The singular, most key gameplay element to Redemption Reapers’ tactical stylings is not necessarily in map design or objective variety (which are generally fairly standard), but in turn-to-turn unit positioning and follow-up attacks. Unlike
Fire Emblem titles where you move to attack and then your turn is done, in Redemption Reapers, you can move, attack, and then move again. This actually turns out to be a fundamentally important gameplay wrinkle, in that not only is your current action important, of course, but also setting yourself up to participate in the subsequent follow-up attacks.
If an allied unit is in a proper position during an attack, they can follow up with their own attack. This sounds superficial, maybe, but it becomes incredibly important. The way Redemption Reapers is balanced, you need to manifest as much damage output as possible, while minimizing the damage you take yourself. Follow-up attacks are a key component to achieving this. Obviously, positioning is always important in tactical games, but the focus here is evident.
The game also includes a weapon upgrade system, a scoring system to earn extra EXP (think Bonus EXP from
Path of Radiance), and a skill system where different active and passive abilities can be learned. Considering everything else regarding the game’s balance and economy, it’s important to make sure to use these systems whenever you can to give you every possible advantage.
This is a minor game structure spoiler, but there’s a point roughly at the halfway mark in the game where the Ashen Hawks are put on the run. This lasts for about 5 chapters, and skirmishes are completely locked out during this frame, because of course the characters wouldn’t fight skirmishes in this situation. This means you are momentarily stuck with the money and weapons you have on hand. By the time several chapters later when you do get a bit of a respite, you will probably be broke with an array of mostly damaged weapons. The relief when you reach this point is actually somewhat palpable. It’s moments like this where I feel a little of that

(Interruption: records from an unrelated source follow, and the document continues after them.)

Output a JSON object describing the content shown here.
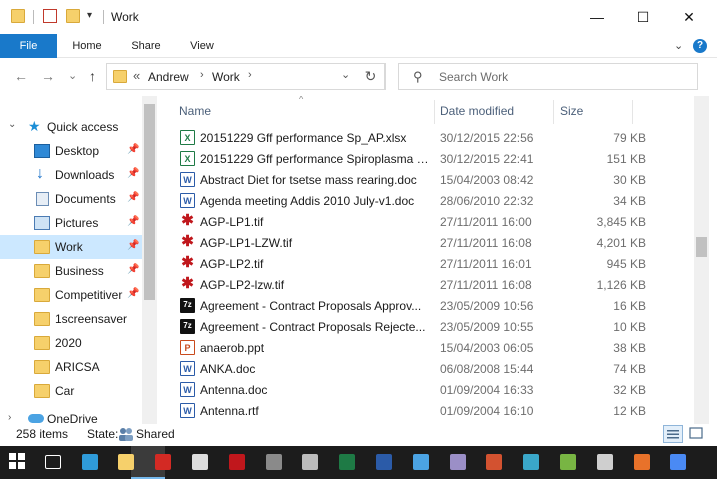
{
  "window": {
    "title": "Work",
    "minimize_glyph": "—",
    "maximize_glyph": "☐",
    "close_glyph": "✕"
  },
  "ribbon": {
    "tabs": [
      "File",
      "Home",
      "Share",
      "View"
    ],
    "expand_glyph": "⌄",
    "help_glyph": "?"
  },
  "navigation": {
    "back_glyph": "←",
    "forward_glyph": "→",
    "recent_glyph": "⌄",
    "up_glyph": "↑"
  },
  "address": {
    "overflow": "«",
    "crumbs": [
      "Andrew",
      "Work"
    ],
    "separator": "›",
    "dropdown_glyph": "⌄",
    "refresh_glyph": "↻"
  },
  "search": {
    "placeholder": "Search Work",
    "icon": "search-icon",
    "glyph": "⚲"
  },
  "nav_pane": {
    "quick_access_label": "Quick access",
    "items": [
      {
        "label": "Desktop",
        "icon": "desktop-icon",
        "pinned": true
      },
      {
        "label": "Downloads",
        "icon": "downloads-icon",
        "pinned": true
      },
      {
        "label": "Documents",
        "icon": "documents-icon",
        "pinned": true
      },
      {
        "label": "Pictures",
        "icon": "pictures-icon",
        "pinned": true
      },
      {
        "label": "Work",
        "icon": "folder-icon",
        "pinned": true,
        "selected": true
      },
      {
        "label": "Business",
        "icon": "folder-icon",
        "pinned": true
      },
      {
        "label": "Competitiver",
        "icon": "folder-icon",
        "pinned": true
      },
      {
        "label": "1screensaver",
        "icon": "folder-icon",
        "pinned": false
      },
      {
        "label": "2020",
        "icon": "folder-icon",
        "pinned": false
      },
      {
        "label": "ARICSA",
        "icon": "folder-icon",
        "pinned": false
      },
      {
        "label": "Car",
        "icon": "folder-icon",
        "pinned": false
      },
      {
        "label": "OneDrive",
        "icon": "onedrive-icon",
        "pinned": false
      }
    ],
    "pin_glyph": "📌"
  },
  "columns": {
    "name": "Name",
    "date": "Date modified",
    "size": "Size",
    "sort_glyph": "^"
  },
  "files": [
    {
      "name": "20151229 Gff performance Sp_AP.xlsx",
      "date": "30/12/2015 22:56",
      "size": "79 KB",
      "type": "xl",
      "glyph": "X"
    },
    {
      "name": "20151229 Gff performance Spiroplasma p...",
      "date": "30/12/2015 22:41",
      "size": "151 KB",
      "type": "xl",
      "glyph": "X"
    },
    {
      "name": "Abstract Diet for tsetse mass rearing.doc",
      "date": "15/04/2003 08:42",
      "size": "30 KB",
      "type": "doc",
      "glyph": "W"
    },
    {
      "name": "Agenda meeting Addis 2010 July-v1.doc",
      "date": "28/06/2010 22:32",
      "size": "34 KB",
      "type": "doc",
      "glyph": "W"
    },
    {
      "name": "AGP-LP1.tif",
      "date": "27/11/2011 16:00",
      "size": "3,845 KB",
      "type": "tif",
      "glyph": "✱"
    },
    {
      "name": "AGP-LP1-LZW.tif",
      "date": "27/11/2011 16:08",
      "size": "4,201 KB",
      "type": "tif",
      "glyph": "✱"
    },
    {
      "name": "AGP-LP2.tif",
      "date": "27/11/2011 16:01",
      "size": "945 KB",
      "type": "tif",
      "glyph": "✱"
    },
    {
      "name": "AGP-LP2-lzw.tif",
      "date": "27/11/2011 16:08",
      "size": "1,126 KB",
      "type": "tif",
      "glyph": "✱"
    },
    {
      "name": "Agreement - Contract Proposals Approv...",
      "date": "23/05/2009 10:56",
      "size": "16 KB",
      "type": "7z",
      "glyph": "7z"
    },
    {
      "name": "Agreement - Contract Proposals Rejecte...",
      "date": "23/05/2009 10:55",
      "size": "10 KB",
      "type": "7z",
      "glyph": "7z"
    },
    {
      "name": "anaerob.ppt",
      "date": "15/04/2003 06:05",
      "size": "38 KB",
      "type": "ppt",
      "glyph": "P"
    },
    {
      "name": "ANKA.doc",
      "date": "06/08/2008 15:44",
      "size": "74 KB",
      "type": "doc",
      "glyph": "W"
    },
    {
      "name": "Antenna.doc",
      "date": "01/09/2004 16:33",
      "size": "32 KB",
      "type": "doc",
      "glyph": "W"
    },
    {
      "name": "Antenna.rtf",
      "date": "01/09/2004 16:10",
      "size": "12 KB",
      "type": "doc",
      "glyph": "W"
    }
  ],
  "status": {
    "item_count": "258 items",
    "state_label": "State:",
    "state_value": "Shared"
  },
  "taskbar": {
    "icons": [
      {
        "name": "start-icon",
        "color": "#ffffff"
      },
      {
        "name": "task-view-icon",
        "color": "#ffffff"
      },
      {
        "name": "edge-icon",
        "color": "#2f9bd9"
      },
      {
        "name": "file-explorer-icon",
        "color": "#f6d06b"
      },
      {
        "name": "acrobat-icon",
        "color": "#d32a24"
      },
      {
        "name": "app-icon",
        "color": "#dddddd"
      },
      {
        "name": "paint-icon",
        "color": "#c0171c"
      },
      {
        "name": "calculator-icon",
        "color": "#8a8a8a"
      },
      {
        "name": "calendar-icon",
        "color": "#bbbbbb"
      },
      {
        "name": "excel-icon",
        "color": "#1e7a45"
      },
      {
        "name": "word-icon",
        "color": "#2b5ba8"
      },
      {
        "name": "onedrive-icon",
        "color": "#4ba3e3"
      },
      {
        "name": "media-player-icon",
        "color": "#9b8fc7"
      },
      {
        "name": "powerpoint-icon",
        "color": "#d35230"
      },
      {
        "name": "photos-icon",
        "color": "#3aa7c9"
      },
      {
        "name": "utorrent-icon",
        "color": "#78b543"
      },
      {
        "name": "bluetooth-icon",
        "color": "#cfcfcf"
      },
      {
        "name": "firefox-icon",
        "color": "#e8722a"
      },
      {
        "name": "chrome-icon",
        "color": "#4a8af4"
      }
    ]
  }
}
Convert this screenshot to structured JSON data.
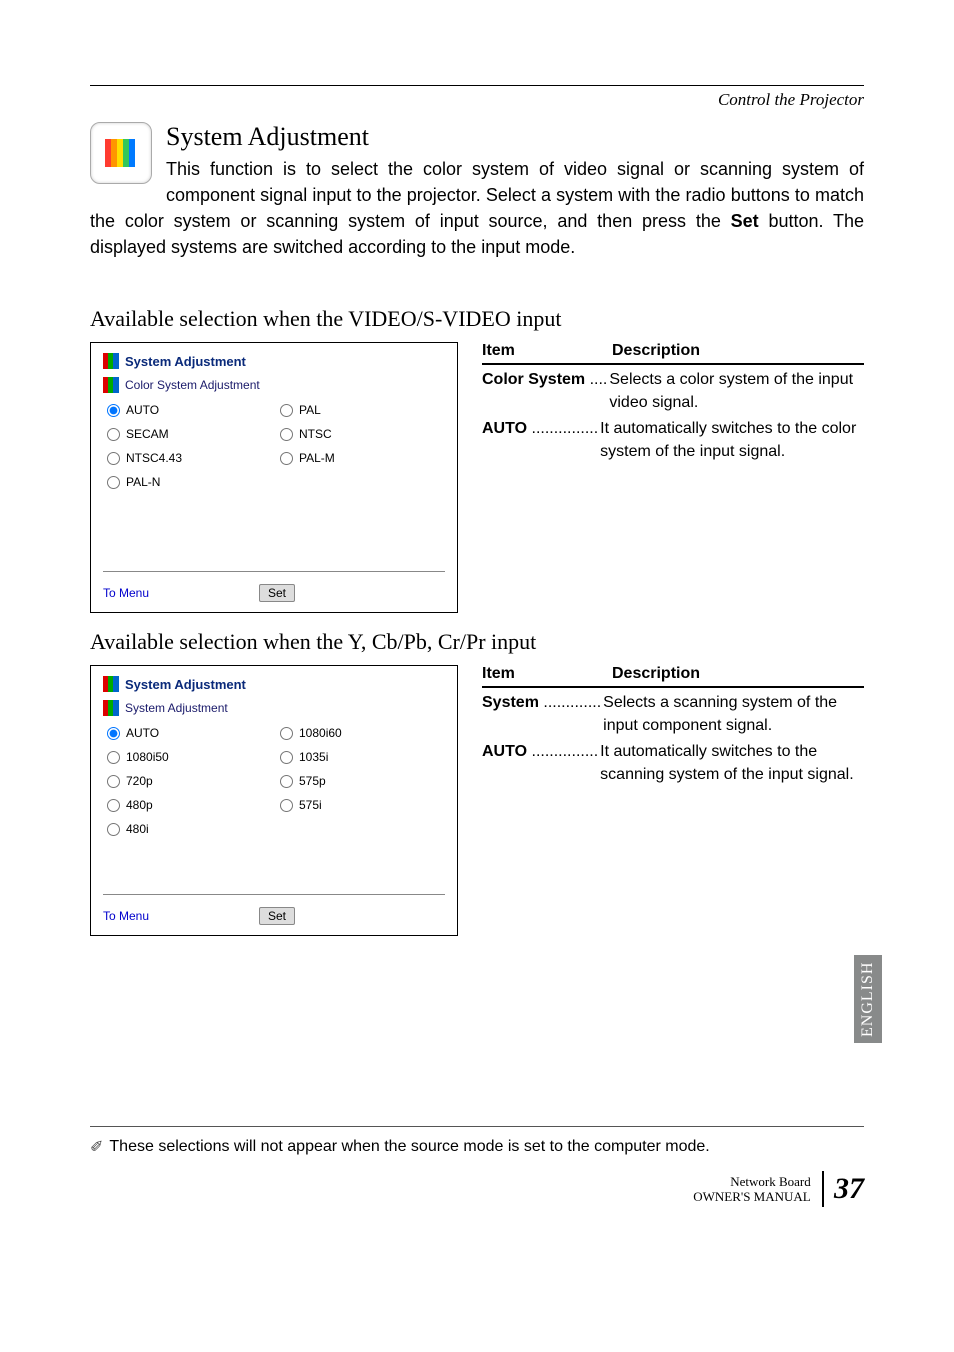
{
  "header": {
    "breadcrumb": "Control the Projector"
  },
  "section": {
    "title": "System Adjustment",
    "paragraph_prefix": "This function is to select the color system of video signal or scanning system of component signal input to the projector. Select a system with the radio buttons to match the color system or scanning system of input source, and then press the ",
    "set_word": "Set",
    "paragraph_suffix": " button. The displayed systems are switched according to the input mode."
  },
  "sub1": {
    "heading": "Available selection when the VIDEO/S-VIDEO input",
    "panel": {
      "title": "System Adjustment",
      "subtitle": "Color System Adjustment",
      "options_col1": [
        "AUTO",
        "SECAM",
        "NTSC4.43",
        "PAL-N"
      ],
      "options_col2": [
        "PAL",
        "NTSC",
        "PAL-M"
      ],
      "selected": "AUTO",
      "to_menu": "To Menu",
      "set": "Set"
    },
    "table": {
      "h_item": "Item",
      "h_desc": "Description",
      "rows": [
        {
          "leader_bold": "Color System",
          "dots": " ....",
          "text": "Selects a color system of the input video signal."
        },
        {
          "leader_bold": "AUTO",
          "dots": " ...............",
          "text": "It automatically switches to the color system of the input signal."
        }
      ]
    }
  },
  "sub2": {
    "heading": "Available selection when the Y, Cb/Pb, Cr/Pr input",
    "panel": {
      "title": "System Adjustment",
      "subtitle": "System Adjustment",
      "options_col1": [
        "AUTO",
        "1080i50",
        "720p",
        "480p",
        "480i"
      ],
      "options_col2": [
        "1080i60",
        "1035i",
        "575p",
        "575i"
      ],
      "selected": "AUTO",
      "to_menu": "To Menu",
      "set": "Set"
    },
    "table": {
      "h_item": "Item",
      "h_desc": "Description",
      "rows": [
        {
          "leader_bold": "System",
          "dots": " .............",
          "text": "Selects a scanning system of the input component signal."
        },
        {
          "leader_bold": "AUTO",
          "dots": " ...............",
          "text": "It automatically switches to the scanning system of the input signal."
        }
      ]
    }
  },
  "sidetab": "ENGLISH",
  "footnote": "These selections will not appear when the source mode is set to the computer mode.",
  "footer": {
    "line1": "Network Board",
    "line2": "OWNER'S MANUAL",
    "page": "37"
  }
}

Thracia 776 influence.
The second half of the game does lighten that oppressive economy considerably. Money becomes easier to acquire, and you’ll have more weapons to work with, so durability becomes an easier component to manage. Getting to that point will certainly take some time and patience, though.
Other components of Redemption Reapers are genuinely very well done, including the excellent English localization by 8-4 and the game’s musical score by Rei Kondoh (& his company T’s Music). The instrumentation is full of big brass, heavy percussion, and some somber tunes when appropriate. The soundtrack is good, sometimes
Redemption Reapers has overall stylings on a very
particular type of SRPG. It almost reminds me of , not that it plays anything similar to that, at all, but in that it categorically shares a room as a game that clearly will not have broad appeal. The game has several potential discordant pressure points from opinionated design decisions. I come away from it with mixed feelings overall, but I’m very glad it’s not run-of-the-mill.
Redemption Reapers is a strange, sometimes interesting, and sometimes frustrating tactical RPG. It has several intriguing components conceptually, both in its narrative and mechanics. But, in places, it falters in execution, leaving behind an uneven though interesting experience.